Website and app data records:
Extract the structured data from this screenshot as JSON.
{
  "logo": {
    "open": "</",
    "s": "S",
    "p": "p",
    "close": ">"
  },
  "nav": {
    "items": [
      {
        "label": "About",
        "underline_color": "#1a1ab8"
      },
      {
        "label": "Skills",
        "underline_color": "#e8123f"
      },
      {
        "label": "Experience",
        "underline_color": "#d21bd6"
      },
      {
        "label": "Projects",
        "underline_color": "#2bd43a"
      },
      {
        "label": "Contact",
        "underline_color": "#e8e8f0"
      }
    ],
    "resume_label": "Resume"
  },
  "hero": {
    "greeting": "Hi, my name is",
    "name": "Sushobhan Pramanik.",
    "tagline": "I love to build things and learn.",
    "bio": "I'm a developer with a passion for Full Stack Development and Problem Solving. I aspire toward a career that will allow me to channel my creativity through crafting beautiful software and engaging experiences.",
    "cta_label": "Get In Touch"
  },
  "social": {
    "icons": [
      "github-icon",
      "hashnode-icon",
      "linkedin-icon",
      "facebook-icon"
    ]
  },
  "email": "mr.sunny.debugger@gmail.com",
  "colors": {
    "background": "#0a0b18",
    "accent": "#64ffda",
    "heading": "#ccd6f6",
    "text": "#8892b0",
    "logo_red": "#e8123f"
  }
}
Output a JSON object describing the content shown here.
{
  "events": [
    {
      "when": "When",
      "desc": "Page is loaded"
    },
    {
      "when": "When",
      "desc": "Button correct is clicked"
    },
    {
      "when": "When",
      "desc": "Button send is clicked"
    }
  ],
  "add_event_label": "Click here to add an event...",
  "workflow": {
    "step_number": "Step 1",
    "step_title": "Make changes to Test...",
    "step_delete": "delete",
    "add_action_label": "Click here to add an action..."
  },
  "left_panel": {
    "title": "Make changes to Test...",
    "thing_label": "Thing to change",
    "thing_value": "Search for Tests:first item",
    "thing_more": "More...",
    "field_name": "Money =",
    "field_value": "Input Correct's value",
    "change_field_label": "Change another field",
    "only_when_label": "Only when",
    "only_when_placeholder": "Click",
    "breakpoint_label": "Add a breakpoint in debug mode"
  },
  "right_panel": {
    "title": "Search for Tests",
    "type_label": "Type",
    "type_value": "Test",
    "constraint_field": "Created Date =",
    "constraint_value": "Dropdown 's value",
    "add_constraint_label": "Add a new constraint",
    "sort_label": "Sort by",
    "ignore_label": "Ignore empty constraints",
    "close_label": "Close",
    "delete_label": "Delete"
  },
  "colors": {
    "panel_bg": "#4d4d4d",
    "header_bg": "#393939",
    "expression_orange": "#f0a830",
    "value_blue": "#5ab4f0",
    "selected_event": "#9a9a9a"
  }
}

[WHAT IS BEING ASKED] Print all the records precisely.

[ANSWER TO THIS TASK]
Extract the structured data from this screenshot as JSON.
{
  "logo": {
    "open": "</",
    "s": "S",
    "p": "p",
    "close": ">"
  },
  "nav": {
    "items": [
      {
        "label": "About",
        "underline_color": "#1a1ab8"
      },
      {
        "label": "Skills",
        "underline_color": "#e8123f"
      },
      {
        "label": "Experience",
        "underline_color": "#d21bd6"
      },
      {
        "label": "Projects",
        "underline_color": "#2bd43a"
      },
      {
        "label": "Contact",
        "underline_color": "#e8e8f0"
      }
    ],
    "resume_label": "Resume"
  },
  "hero": {
    "greeting": "Hi, my name is",
    "name": "Sushobhan Pramanik.",
    "tagline": "I love to build things and learn.",
    "bio": "I'm a developer with a passion for Full Stack Development and Problem Solving. I aspire toward a career that will allow me to channel my creativity through crafting beautiful software and engaging experiences.",
    "cta_label": "Get In Touch"
  },
  "social": {
    "icons": [
      "github-icon",
      "hashnode-icon",
      "linkedin-icon",
      "facebook-icon"
    ]
  },
  "email": "mr.sunny.debugger@gmail.com",
  "colors": {
    "background": "#0a0b18",
    "accent": "#64ffda",
    "heading": "#ccd6f6",
    "text": "#8892b0",
    "logo_red": "#e8123f"
  }
}
Output a JSON object describing the content shown here.
{
  "events": [
    {
      "when": "When",
      "desc": "Page is loaded"
    },
    {
      "when": "When",
      "desc": "Button correct is clicked"
    },
    {
      "when": "When",
      "desc": "Button send is clicked"
    }
  ],
  "add_event_label": "Click here to add an event...",
  "workflow": {
    "step_number": "Step 1",
    "step_title": "Make changes to Test...",
    "step_delete": "delete",
    "add_action_label": "Click here to add an action..."
  },
  "left_panel": {
    "title": "Make changes to Test...",
    "thing_label": "Thing to change",
    "thing_value": "Search for Tests:first item",
    "thing_more": "More...",
    "field_name": "Money =",
    "field_value": "Input Correct's value",
    "change_field_label": "Change another field",
    "only_when_label": "Only when",
    "only_when_placeholder": "Click",
    "breakpoint_label": "Add a breakpoint in debug mode"
  },
  "right_panel": {
    "title": "Search for Tests",
    "type_label": "Type",
    "type_value": "Test",
    "constraint_field": "Created Date =",
    "constraint_value": "Dropdown 's value",
    "add_constraint_label": "Add a new constraint",
    "sort_label": "Sort by",
    "ignore_label": "Ignore empty constraints",
    "close_label": "Close",
    "delete_label": "Delete"
  },
  "colors": {
    "panel_bg": "#4d4d4d",
    "header_bg": "#393939",
    "expression_orange": "#f0a830",
    "value_blue": "#5ab4f0",
    "selected_event": "#9a9a9a"
  }
}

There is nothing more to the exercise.